### BRIEF
Report each line of the data that has "true" somewhere in it.

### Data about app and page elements
+ + +

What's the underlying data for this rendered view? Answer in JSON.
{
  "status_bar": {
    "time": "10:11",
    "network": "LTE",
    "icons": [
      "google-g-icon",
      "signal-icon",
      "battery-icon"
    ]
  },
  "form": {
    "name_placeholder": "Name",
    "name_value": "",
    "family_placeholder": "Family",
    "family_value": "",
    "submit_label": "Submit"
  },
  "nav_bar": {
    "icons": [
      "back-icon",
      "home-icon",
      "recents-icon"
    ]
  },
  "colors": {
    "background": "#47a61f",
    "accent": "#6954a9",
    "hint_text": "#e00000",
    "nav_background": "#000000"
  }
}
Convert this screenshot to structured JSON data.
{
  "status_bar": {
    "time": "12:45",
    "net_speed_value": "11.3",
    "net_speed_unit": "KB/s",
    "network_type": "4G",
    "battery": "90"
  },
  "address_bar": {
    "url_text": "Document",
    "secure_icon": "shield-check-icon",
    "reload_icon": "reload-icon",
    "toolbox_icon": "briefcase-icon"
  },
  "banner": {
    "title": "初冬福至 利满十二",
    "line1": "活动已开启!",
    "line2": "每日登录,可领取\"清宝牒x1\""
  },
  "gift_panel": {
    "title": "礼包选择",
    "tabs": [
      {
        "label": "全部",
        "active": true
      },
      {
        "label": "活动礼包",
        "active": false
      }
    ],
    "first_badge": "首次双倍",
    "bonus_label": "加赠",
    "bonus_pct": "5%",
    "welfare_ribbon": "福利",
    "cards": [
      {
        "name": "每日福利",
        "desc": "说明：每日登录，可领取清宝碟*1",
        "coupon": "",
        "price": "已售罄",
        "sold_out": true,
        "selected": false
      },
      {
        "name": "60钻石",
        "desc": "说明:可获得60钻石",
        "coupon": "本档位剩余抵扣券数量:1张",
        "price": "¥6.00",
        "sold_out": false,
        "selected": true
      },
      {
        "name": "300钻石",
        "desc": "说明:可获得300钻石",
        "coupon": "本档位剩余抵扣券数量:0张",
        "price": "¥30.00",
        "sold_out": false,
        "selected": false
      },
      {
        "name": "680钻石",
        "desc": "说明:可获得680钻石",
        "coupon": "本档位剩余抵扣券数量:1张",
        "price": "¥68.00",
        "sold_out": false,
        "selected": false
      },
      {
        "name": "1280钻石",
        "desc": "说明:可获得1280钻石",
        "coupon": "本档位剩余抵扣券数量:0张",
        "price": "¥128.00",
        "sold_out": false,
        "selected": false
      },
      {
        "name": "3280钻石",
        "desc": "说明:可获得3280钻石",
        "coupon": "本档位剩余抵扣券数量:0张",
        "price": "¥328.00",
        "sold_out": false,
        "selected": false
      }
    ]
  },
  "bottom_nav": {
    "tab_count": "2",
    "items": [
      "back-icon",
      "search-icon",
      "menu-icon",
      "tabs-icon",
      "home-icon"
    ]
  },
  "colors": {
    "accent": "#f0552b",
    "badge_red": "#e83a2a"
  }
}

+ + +

### RESULT OF THIS TASK
        "active": true
        "sold_out": true,
        "selected": true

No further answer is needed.